When mama elephant looks away for just ONE second...
Photo by @joelsartore |
Endemic to southeast Asia, long tailed porcupines like this one at @wrs.ig are the smallest of all Old World porcupines. They reach just 48 cm (18 in) in length and look more like rats with spines than porcupines. Incredibly, this rodent’s tail has the capability to break off if a predator has a hold of it, potentially saving the animal’s life. Once it’s fallen off, the tail does not regenerate, so sometimes these porcupines are seen without one. To learn about other species like this follow @joelsartore
@filipe_deandrade | It looks brutal, but its the animal kingdom. While exploring Costa Rica’s La Cangreja park, that translates to “the crab” @gatorboys_chris and I found 23 fer-de-lance vipers in just two nights. Needless to say, we were stoked. Snakes play a vital role within their natural ecosystem as middle-order predators. They feed on prey, and them themselves can become prey. A great number of the animals they do prey on, carry diseases that could be transmitted to humans. Contrary to popular belief, snakes will not chase you if you see one...they want to be left alone. So if you do see one on the road or on a trail, avoid it. Appreciate it from a safe distance, take a photo and be in awe of one of natures most misunderstood and wrongly condemned creatures. Also, share your best snake shots with me @filipe_deandrade I Love snakes. out wildlife warriors. #costarica#puravida#wilduntamed
Photo by @alexbraczkowski
Jessica, a tree-climbing lioness from Queen Elizabeth National Park's Ishasha sector, yawns in the branches of a large sycamore fig tree. People ask me how long these lions spend up in the trees and when they get down from them.
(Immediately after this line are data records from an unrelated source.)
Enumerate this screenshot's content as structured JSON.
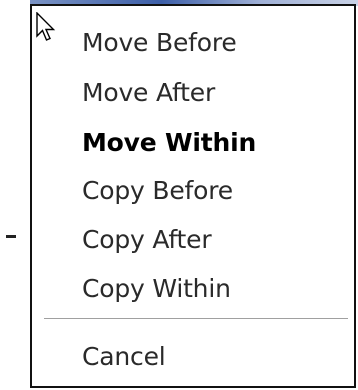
{
  "context_menu": {
    "items": [
      {
        "label": "Move Before",
        "bold": false
      },
      {
        "label": "Move After",
        "bold": false
      },
      {
        "label": "Move Within",
        "bold": true
      },
      {
        "label": "Copy Before",
        "bold": false
      },
      {
        "label": "Copy After",
        "bold": false
      },
      {
        "label": "Copy Within",
        "bold": false
      }
    ],
    "cancel_label": "Cancel"
  },
  "colors": {
    "menu_background": "#ffffff",
    "menu_border": "#111111",
    "text": "#2a2a2a",
    "separator": "#a0a0a0"
  },
  "icons": {
    "cursor": "mouse-pointer-arrow-icon"
  }
}
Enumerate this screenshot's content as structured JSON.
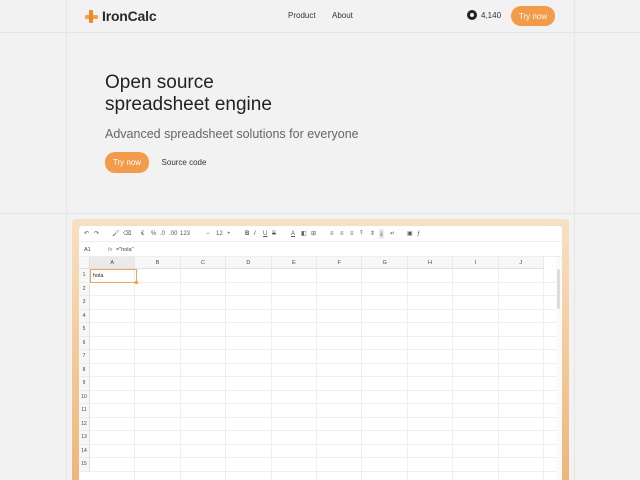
{
  "nav": {
    "logo_text": "IronCalc",
    "links": [
      "Product",
      "About"
    ],
    "github_count": "4,140",
    "try_now": "Try now"
  },
  "hero": {
    "title_line1": "Open source",
    "title_line2": "spreadsheet engine",
    "subtitle": "Advanced spreadsheet solutions for everyone",
    "try_now": "Try now",
    "source_code": "Source code"
  },
  "app": {
    "toolbar": {
      "undo": "↶",
      "redo": "↷",
      "paint": "🖌",
      "clear_format": "⌫",
      "currency": "€",
      "percent": "%",
      "dec_decrease": ".0",
      "dec_increase": ".00",
      "number_format": "123",
      "font_decrease": "−",
      "font_size": "12",
      "font_increase": "+",
      "bold": "B",
      "italic": "I",
      "underline": "U",
      "strike": "S",
      "text_color": "A",
      "fill": "◧",
      "borders": "⊞",
      "align_left": "≡",
      "align_center": "≡",
      "align_right": "≡",
      "valign_top": "⤒",
      "valign_middle": "⇕",
      "valign_bottom": "⤓",
      "wrap": "↵",
      "image": "▣",
      "function": "ƒ"
    },
    "formula_bar": {
      "cell_ref": "A1",
      "fx": "fx",
      "value": "=\"hola\""
    },
    "columns": [
      "A",
      "B",
      "C",
      "D",
      "E",
      "F",
      "G",
      "H",
      "I",
      "J"
    ],
    "rows": [
      "1",
      "2",
      "3",
      "4",
      "5",
      "6",
      "7",
      "8",
      "9",
      "10",
      "11",
      "12",
      "13",
      "14",
      "15"
    ],
    "cell_a1": "hola"
  },
  "colors": {
    "accent": "#f29b4b",
    "selection": "#f0a658",
    "background": "#f2f2f2"
  }
}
The answer is that the lions in this region have an almost pattern-like behavior, climbing up in the early morning (around 7 or 8 am), they sit or sleep up in the trees for (usually) the whole day and get down around 7-7:30 pm! The only other time they climb down immediately is when it rains. Thunder showers = slippery branches! @natgeowild@insidenatgeo@sesexplore
You’re going to need to do a double take, because those aren’t leaves. They’re butterflies.
Photo by Ronald Cohn // Koko takes a self portrait with a camera, an image that ran in National Geographic magazine in 1978. Koko, the western lowland gorilla that died in her sleep Tuesday at age 46, was renowned for her emotional depth and ability to communicate in sign language. Click the link in bio to learn more about Koko.
Photo by @joelsartore |
The Java flying treefrog is an endemic species in Java, Indonesia. As their name suggests, this frogs uses its webbed feet to glide a bit through the air, allowing for a bit more controlled descent from high jungle trees. The Java flying treefrog lives in lowland, mountainous and even disturbed forest. They breed in streams and the females can contain up to 180 eggs. To see another photo of this frog follow @Joelsartore